**What this task involves:**
Each line below that carries the string "Team" must appear in the answer.

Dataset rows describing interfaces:

● ● ● ● ●

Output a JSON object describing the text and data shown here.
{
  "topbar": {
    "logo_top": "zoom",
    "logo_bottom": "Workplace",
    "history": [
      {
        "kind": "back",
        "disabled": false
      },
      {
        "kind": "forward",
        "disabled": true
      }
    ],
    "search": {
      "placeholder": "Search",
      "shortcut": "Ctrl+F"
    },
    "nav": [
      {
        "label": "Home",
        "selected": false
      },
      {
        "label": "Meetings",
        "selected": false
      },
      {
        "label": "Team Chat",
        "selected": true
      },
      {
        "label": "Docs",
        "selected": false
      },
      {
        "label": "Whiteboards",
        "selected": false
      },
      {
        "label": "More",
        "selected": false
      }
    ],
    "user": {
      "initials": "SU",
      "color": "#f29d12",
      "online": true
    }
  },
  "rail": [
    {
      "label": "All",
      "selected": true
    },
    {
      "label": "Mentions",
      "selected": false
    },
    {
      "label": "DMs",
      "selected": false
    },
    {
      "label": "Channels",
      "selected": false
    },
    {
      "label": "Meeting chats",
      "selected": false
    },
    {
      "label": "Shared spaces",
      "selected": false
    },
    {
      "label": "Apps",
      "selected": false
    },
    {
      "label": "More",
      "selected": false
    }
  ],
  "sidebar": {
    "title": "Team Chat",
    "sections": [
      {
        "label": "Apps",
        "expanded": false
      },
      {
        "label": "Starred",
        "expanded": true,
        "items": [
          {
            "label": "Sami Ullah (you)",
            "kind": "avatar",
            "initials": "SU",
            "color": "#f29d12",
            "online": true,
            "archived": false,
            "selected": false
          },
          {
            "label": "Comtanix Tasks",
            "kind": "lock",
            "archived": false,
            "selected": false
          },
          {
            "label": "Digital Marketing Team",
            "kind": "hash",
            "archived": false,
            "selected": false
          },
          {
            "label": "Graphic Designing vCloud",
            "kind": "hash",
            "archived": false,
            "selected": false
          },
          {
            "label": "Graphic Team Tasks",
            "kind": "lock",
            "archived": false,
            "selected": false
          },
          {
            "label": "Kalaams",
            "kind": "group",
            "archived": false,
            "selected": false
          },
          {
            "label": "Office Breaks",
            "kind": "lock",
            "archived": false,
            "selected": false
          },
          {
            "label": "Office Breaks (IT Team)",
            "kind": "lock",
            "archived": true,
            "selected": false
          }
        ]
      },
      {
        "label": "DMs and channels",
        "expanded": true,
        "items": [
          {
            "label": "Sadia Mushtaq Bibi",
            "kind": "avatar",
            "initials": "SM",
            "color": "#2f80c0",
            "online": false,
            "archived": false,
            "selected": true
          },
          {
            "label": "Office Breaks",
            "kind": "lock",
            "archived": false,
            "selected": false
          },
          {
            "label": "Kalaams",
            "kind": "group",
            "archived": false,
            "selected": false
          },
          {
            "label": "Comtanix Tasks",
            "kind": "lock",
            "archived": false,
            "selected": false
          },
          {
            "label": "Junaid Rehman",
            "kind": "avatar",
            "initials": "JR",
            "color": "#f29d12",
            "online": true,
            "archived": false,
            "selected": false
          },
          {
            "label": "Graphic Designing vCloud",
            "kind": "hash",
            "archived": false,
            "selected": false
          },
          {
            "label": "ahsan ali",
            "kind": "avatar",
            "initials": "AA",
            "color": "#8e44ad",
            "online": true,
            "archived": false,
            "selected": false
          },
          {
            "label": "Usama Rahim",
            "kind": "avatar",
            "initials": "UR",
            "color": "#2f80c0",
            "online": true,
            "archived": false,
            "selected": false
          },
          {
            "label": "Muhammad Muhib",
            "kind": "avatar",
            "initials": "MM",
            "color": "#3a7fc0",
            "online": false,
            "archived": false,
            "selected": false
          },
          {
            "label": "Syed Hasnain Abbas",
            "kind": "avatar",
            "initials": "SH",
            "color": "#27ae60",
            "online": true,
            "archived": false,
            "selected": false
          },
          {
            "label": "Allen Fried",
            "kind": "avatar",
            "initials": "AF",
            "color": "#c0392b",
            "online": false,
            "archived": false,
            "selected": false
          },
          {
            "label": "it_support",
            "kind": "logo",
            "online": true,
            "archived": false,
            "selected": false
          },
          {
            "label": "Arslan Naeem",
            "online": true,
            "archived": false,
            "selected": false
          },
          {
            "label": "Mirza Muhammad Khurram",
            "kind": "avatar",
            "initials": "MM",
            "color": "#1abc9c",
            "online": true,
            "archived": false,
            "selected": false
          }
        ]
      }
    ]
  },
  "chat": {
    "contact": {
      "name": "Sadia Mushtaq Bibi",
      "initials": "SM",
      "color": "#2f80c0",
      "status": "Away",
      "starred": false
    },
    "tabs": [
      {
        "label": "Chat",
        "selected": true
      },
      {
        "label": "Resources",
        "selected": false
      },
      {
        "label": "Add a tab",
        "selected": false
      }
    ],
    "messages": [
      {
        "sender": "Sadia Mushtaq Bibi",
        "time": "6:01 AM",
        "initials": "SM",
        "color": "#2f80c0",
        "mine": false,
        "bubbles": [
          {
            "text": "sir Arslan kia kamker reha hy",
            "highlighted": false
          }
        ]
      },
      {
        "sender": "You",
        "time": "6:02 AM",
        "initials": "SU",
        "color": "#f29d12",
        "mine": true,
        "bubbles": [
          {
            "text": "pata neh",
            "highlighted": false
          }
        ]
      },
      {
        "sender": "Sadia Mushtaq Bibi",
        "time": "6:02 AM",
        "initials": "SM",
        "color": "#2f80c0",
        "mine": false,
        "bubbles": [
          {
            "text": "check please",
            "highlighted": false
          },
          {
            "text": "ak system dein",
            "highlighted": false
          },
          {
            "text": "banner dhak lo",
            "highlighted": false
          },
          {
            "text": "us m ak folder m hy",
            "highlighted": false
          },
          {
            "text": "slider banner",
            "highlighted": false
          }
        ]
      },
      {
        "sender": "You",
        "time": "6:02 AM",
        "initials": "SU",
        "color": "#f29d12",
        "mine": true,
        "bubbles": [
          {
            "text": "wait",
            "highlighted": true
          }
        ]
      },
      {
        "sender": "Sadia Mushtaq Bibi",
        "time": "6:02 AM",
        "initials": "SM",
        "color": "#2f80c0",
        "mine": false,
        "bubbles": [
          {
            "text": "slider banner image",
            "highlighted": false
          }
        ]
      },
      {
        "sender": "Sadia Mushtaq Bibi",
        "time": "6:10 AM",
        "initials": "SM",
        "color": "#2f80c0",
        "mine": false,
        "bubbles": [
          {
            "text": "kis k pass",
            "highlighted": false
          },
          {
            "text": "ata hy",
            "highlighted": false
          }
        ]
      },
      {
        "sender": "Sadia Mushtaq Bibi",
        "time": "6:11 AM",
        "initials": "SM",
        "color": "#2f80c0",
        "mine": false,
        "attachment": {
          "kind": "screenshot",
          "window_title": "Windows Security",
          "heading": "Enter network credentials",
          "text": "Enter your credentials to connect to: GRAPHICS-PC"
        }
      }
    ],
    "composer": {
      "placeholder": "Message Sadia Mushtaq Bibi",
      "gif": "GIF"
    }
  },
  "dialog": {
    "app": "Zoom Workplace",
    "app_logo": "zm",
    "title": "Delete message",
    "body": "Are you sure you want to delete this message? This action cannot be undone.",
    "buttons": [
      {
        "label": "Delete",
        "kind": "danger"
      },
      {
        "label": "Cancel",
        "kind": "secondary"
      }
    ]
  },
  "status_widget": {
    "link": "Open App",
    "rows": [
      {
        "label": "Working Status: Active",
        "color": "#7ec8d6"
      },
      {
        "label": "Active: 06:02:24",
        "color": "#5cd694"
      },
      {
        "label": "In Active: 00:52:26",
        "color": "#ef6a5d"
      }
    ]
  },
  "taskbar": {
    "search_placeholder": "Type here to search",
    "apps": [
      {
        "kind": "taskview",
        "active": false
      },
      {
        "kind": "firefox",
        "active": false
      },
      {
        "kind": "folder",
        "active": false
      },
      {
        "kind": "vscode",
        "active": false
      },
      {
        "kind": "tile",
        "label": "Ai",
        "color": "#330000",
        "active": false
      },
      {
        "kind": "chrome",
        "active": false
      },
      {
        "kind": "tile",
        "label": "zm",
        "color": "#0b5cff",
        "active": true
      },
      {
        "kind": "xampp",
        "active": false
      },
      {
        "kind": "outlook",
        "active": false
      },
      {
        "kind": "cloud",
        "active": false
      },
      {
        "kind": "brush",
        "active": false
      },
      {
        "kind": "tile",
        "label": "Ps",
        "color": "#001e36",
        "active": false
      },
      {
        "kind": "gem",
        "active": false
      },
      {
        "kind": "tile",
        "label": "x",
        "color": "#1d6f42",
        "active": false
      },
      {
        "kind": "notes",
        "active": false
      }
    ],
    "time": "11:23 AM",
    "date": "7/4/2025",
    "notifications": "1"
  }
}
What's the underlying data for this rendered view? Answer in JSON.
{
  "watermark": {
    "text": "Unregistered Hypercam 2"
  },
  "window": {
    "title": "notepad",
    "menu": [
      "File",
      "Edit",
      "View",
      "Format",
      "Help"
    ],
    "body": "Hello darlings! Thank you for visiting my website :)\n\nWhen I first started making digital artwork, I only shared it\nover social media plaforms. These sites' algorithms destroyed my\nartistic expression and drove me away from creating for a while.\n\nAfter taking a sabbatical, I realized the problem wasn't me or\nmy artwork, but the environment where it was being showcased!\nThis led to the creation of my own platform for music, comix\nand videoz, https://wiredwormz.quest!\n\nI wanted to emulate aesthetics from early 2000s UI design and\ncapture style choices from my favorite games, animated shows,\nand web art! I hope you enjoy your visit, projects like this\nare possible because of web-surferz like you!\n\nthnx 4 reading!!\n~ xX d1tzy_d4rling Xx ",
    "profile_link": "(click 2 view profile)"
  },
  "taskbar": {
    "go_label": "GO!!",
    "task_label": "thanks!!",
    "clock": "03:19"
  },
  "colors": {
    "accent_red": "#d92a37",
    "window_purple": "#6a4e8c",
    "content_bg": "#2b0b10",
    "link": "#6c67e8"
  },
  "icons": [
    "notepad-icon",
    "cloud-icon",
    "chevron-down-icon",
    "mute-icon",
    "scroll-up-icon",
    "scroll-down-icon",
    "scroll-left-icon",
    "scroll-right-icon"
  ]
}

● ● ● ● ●

**Task result:**
        "label": "Team Chat",
    "title": "Team Chat",
            "label": "Digital Marketing Team",
            "label": "Graphic Team Tasks",
            "label": "Office Breaks (IT Team)",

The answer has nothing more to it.